NEW People’s Party (新民黨) chairwoman Regina Ip Lau Suk-yee (葉劉淑儀) has suggested that Hong Kong Federation of Students (HKFS, 香港專上學生聯會) representatives be given seats on the Nominating Committee (提名委員會) for the chief executive election.
Ip said the 1,200-strong committee, which will vet candidates for the 2017 chief executive election, should include representatives of young people and women.
Ip, a lawmaker and Executive Council (行政會議) member, said the number of representatives from the agriculture and fisheries sector in the committee could be cut back, from 60 to 40.
Ip’s comments came after she and party members had a meeting with Chief Secretary (政務司司長) Carrie Lam Cheng Yuet-ngor (林鄭月娥), head of the three-person task force on political reform.
Lam’s talks last month with the HKFS, a key player in Occupy Central (佔領中環), failed to end the protest, which enters its 49th day today.
But Ip said the Scholarism (學民思潮 ) group should not be included as many of its members are still in school and some are aged below 18. Its convener Joshua Wong Chi-fung (黃之鋒), who is the public face of the Occupy Movement, just turned 18.

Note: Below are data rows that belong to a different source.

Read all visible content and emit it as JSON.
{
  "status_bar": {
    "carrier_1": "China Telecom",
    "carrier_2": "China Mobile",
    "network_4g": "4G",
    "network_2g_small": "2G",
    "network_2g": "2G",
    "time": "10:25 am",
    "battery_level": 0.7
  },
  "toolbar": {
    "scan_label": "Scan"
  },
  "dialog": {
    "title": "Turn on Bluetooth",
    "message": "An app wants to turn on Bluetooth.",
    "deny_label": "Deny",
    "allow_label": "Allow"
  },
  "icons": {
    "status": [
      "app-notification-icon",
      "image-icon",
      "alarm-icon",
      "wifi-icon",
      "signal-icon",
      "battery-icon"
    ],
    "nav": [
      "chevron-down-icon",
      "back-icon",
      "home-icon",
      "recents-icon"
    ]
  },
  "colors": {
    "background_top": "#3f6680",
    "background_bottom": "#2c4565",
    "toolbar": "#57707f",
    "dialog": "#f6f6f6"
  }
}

Ip said the government plans to table the proposed political reform to Legco (立法會) for voting in June or July, after a second round of consultation is held in the fourth quarter this year.
She said the government may consider allocating 20 places in the committee to young people, women and other sectors.
Party vice chairman Michael Tien Puk-sun (田北辰) said he hopes Chief Executive (行政長官) Leung Chun-ying (梁振英) can persuade some sectors to accept replacing corporate votes with individual ballots.
Meanwhile, a row is brewing over a proposed revision of the Liberal Studies course in secondary schools.
According to one report, pro-establishment lawmakers met with Leung on 10 October, during which they suggested the month-long Occupy Movement, was triggered by the subject.
Ip said the Liberal Studies curriculum was released after a long deliberation. If it is to be reviewed, it should be carried out by the education sector and not on the order of government officials.
(The Standard, Eddie Luk, 6 November, 2014)